Ever since Chromium moved its browser to basics, Microsoft seems to have gotten bloodshed: it wants to convince Windows users not to choose another browser over Edge accidentally. They do this aggressively at times, so it’s understandable if this knocks out collateral over competitors.
We have previously reported how Microsoft is trying to increase its browser market share. And that wasn’t the first time, and more are likely to come to convince users.
However, some are overwhelmed by this. For example, the first person in the company to develop the free Vivaldi browser, which includes an ad and tracking blocker.
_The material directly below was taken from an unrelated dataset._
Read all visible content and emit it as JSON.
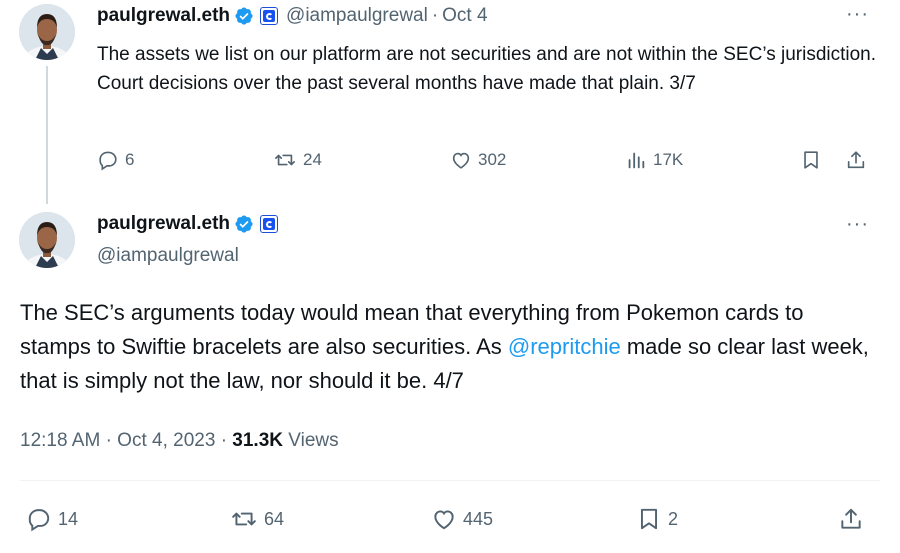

Jon von Tetzchner says Microsoft is desperately trying to prevent users from installing a different browser and using it instead of Edge. “Vivaldi isn’t afraid to compete on a level playing field, but why isn’t Microsoft doing it?” The CEO asks in his blog post, then details the Calvary he went through when he tried to download Vivaldi as an alternative browser, supported by screenshots.
“Microsoft’s moves seem desperate. And yet familiar. They don’t want you to use other browsers. They even offer to pay to use the browser through their Microsoft Rewards program. This is not the behavior of a confident company that develops an excellent browser. It belongs to a company that openly abuses its influential position and forces users to use the inferior product simply because it can. What if it’s not a monopoly?” Tetzchner says.
He also adds that the U.S. and EU competition authorities are currently focusing on Google, Apple, and Facebook, for a good reason, of course. However, it is essential not to forget about Microsoft. They are not focused and are trying to take advantage of this opportunity to make it harder for users to use a different browser under Windows. Since Microsoft is the dominant player in the operating system market, it is being abused as a cause for concern – and it deserves close investigation.
For his part, the head of Vivaldi will request an investigation against Microsoft for this anti-competitive practice. The Redmondians have not responded yet.